(EXERCISE DIRECTIONS):
Your answer should consist of the lines below that hold the word "message".

(Data extracted from a collection):
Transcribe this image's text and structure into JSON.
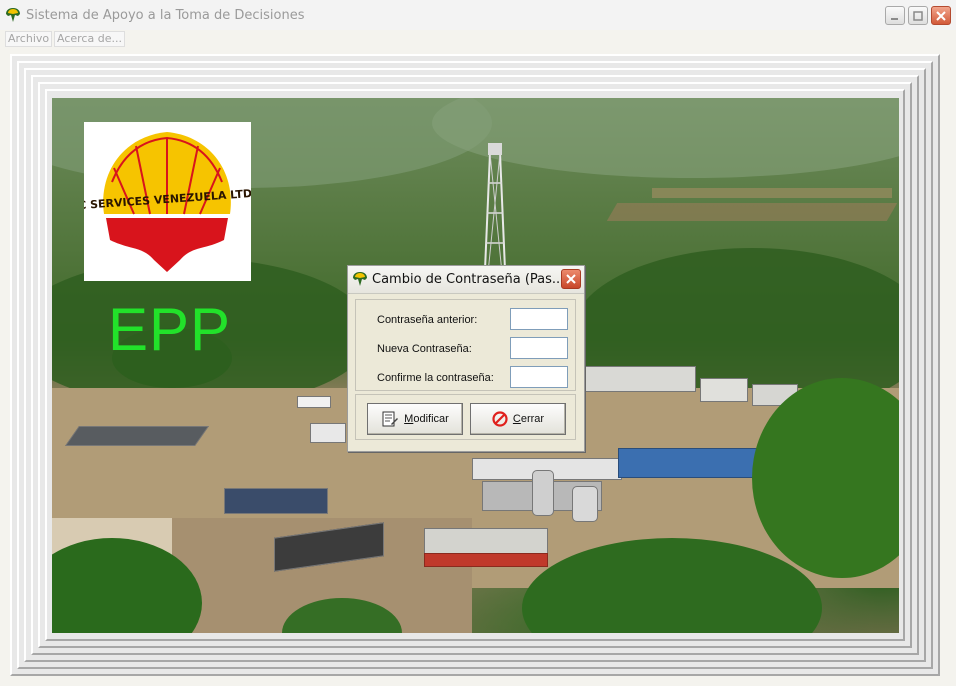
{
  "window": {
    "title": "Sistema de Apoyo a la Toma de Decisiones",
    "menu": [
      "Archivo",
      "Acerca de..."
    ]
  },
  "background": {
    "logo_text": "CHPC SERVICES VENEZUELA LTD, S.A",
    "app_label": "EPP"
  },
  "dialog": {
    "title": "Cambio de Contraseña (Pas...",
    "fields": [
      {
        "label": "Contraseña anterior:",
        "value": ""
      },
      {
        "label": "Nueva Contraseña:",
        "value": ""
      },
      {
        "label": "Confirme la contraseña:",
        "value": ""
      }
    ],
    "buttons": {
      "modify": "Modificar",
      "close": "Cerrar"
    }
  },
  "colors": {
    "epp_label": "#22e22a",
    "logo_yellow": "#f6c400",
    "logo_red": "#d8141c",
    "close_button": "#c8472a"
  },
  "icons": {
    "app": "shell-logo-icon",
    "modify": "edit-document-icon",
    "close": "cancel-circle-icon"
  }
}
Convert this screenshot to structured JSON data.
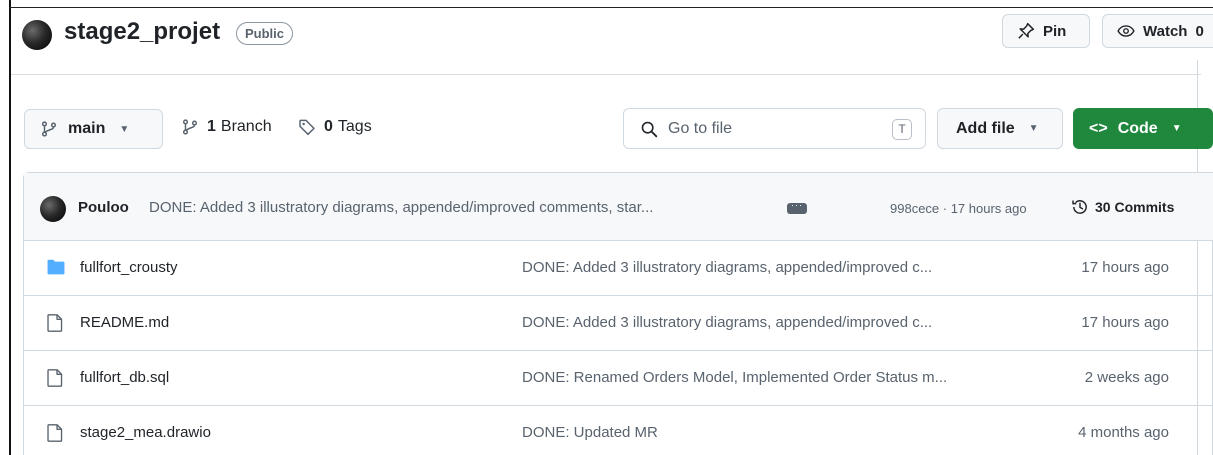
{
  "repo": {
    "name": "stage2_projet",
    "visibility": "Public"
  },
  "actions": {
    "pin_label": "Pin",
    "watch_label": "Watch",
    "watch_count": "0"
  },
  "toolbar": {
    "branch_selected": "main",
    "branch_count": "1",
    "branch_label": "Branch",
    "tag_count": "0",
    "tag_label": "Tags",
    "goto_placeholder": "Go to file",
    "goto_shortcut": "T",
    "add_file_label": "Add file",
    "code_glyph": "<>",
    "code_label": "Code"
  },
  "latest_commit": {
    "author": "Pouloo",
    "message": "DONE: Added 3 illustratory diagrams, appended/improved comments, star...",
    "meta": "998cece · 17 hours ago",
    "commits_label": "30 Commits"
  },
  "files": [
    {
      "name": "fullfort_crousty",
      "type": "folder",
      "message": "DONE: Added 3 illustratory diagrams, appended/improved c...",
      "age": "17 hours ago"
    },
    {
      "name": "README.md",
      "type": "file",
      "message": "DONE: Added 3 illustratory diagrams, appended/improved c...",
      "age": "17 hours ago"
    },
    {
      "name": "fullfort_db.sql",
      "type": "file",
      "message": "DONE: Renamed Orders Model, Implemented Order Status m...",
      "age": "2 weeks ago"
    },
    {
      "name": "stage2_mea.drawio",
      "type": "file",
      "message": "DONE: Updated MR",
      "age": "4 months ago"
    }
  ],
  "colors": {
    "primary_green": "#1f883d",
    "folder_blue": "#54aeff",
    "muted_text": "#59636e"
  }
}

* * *

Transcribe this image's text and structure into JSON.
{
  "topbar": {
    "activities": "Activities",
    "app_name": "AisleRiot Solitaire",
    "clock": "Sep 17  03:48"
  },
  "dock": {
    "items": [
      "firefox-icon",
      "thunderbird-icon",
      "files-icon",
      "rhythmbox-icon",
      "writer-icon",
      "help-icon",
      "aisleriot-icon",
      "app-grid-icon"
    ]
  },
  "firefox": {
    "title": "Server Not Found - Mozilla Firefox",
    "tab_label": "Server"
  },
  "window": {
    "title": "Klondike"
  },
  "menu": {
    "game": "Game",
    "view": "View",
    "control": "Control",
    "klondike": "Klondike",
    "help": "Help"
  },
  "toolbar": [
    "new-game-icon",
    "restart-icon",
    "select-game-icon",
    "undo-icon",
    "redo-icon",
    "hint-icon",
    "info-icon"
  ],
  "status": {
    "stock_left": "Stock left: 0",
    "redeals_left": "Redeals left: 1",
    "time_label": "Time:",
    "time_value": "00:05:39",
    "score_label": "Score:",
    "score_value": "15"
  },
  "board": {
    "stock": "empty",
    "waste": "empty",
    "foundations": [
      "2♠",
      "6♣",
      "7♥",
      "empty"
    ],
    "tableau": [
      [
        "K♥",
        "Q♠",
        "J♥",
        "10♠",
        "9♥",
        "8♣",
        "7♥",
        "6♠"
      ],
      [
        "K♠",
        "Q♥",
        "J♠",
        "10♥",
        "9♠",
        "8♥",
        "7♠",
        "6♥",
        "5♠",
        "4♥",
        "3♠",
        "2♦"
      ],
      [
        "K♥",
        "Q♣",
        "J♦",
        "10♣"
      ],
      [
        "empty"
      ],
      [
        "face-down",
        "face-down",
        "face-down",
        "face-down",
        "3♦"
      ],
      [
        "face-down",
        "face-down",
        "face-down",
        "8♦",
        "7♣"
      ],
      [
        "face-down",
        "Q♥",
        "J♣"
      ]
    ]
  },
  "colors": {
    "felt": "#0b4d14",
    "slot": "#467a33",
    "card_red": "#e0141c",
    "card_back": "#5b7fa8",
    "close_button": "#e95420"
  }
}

(TASK OUTPUT):
    "message": "DONE: Added 3 illustratory diagrams, appended/improved comments, star...",
      "message": "DONE: Added 3 illustratory diagrams, appended/improved c...",
      "message": "DONE: Added 3 illustratory diagrams, appended/improved c...",
      "message": "DONE: Renamed Orders Model, Implemented Order Status m...",
      "message": "DONE: Updated MR",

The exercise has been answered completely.